Still, “we do differ in pricing, property to property, and it’s very competitive and always will be,” says Schaeffer, whose company operates Mandalay Bay, Luxor, Circus Circus, and other casinos. When he’s asked to discuss chief rivals like MGM Mirage and Park Place Entertainment Inc., he’ll address their differing strategies, but little else. “I don’t make publicly challenging comments about our competition,” he says. And there’s another reason not to get too nasty with rivals, he adds: today’s competitor might be tomorrow’s partner. Mandalay, for example, is a part owner with MGM Mirage of the Monte Carlo casino.
Things weren’t always so nice in Las Vegas, of course. Mandalay’s predecessor, Circus Circus Enterprises Inc., was bad-mouthed by rivals in the 1980s for being tacky, and for concentrating on family business rather than the industry’s main target, high-rollers. “We lived to tell about it,” Schaeffer says with a laugh, noting that family business is currently a staple of many hotel-casino operators in town, and that his own company now has upscale clientele to worry about. Indeed, he claims, “as Mandalay Resort Group, we’re more sensitive than any other company to rising room rates.”

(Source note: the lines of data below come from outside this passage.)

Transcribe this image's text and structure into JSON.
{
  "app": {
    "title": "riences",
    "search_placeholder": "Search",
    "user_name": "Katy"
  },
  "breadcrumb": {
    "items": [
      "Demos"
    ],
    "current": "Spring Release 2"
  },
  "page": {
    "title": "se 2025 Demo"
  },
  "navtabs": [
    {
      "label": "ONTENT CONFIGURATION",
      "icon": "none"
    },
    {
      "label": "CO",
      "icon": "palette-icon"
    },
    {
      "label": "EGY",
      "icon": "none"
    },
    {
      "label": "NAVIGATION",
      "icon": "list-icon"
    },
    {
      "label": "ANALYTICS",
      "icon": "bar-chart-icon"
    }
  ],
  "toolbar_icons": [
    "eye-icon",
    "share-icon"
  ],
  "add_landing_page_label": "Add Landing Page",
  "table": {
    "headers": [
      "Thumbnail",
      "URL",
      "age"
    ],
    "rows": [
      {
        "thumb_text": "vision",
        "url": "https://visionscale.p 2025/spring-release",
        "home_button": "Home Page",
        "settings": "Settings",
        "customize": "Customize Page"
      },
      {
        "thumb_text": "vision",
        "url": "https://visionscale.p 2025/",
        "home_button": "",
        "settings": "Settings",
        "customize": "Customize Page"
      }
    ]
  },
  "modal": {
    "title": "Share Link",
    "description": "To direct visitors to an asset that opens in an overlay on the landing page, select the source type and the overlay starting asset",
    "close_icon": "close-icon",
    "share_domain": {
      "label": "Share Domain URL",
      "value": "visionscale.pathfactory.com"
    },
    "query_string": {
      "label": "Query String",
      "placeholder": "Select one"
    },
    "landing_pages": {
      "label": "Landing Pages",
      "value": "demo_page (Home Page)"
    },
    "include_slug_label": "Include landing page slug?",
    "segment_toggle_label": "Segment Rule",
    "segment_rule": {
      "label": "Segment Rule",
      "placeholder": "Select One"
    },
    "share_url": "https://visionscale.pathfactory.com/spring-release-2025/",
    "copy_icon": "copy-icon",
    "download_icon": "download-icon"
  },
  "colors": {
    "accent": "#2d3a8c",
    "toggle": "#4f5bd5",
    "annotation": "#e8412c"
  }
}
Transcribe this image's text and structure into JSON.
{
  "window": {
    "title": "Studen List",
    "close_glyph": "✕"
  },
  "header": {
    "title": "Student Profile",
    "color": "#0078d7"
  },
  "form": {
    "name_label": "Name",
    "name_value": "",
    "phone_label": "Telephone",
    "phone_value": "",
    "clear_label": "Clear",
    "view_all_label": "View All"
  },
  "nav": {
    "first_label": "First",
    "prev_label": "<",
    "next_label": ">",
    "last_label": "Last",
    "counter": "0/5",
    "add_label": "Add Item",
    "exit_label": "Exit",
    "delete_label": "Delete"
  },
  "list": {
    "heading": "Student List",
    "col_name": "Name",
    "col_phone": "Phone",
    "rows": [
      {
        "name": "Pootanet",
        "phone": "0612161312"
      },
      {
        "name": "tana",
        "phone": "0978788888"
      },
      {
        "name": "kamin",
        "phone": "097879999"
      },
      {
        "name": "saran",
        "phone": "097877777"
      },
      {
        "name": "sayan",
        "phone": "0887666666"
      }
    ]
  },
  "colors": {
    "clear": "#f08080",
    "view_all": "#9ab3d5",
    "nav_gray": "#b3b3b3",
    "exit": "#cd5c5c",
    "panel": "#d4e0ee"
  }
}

While industry numbers may be more available in the hotel and gaming industries, Home Depot still tries to protect proprietary numbers — such as the results for individual product lines — from prying rival eyes, says CFO Tomé. And that helps its competitive juices flow, especially when another company’s strategies seem to be modeled on its own. Indeed, Tomé’s remarks about Lowe’s did have the kind of real purpose that Stanford’s Neale describes: to explain to the audience of finance executives why Home Depot is no longer making quarterly forecasts, which might be of more value to rivals than they would be to investors. (Not that investors have had a lot to cheer about lately: Home Depot was the Dow’s worst-performing stock in 2002.)
Tomé doesn’t like being critical, she says. “I think all companies should spend their time talking about their company, not the competition. That is certainly our approach.” She concedes that she is quite open in commenting on competitors to investors and analysts. But, she adds, “I’m quick to compliment Lowe’s, because they had a great year in 2002.”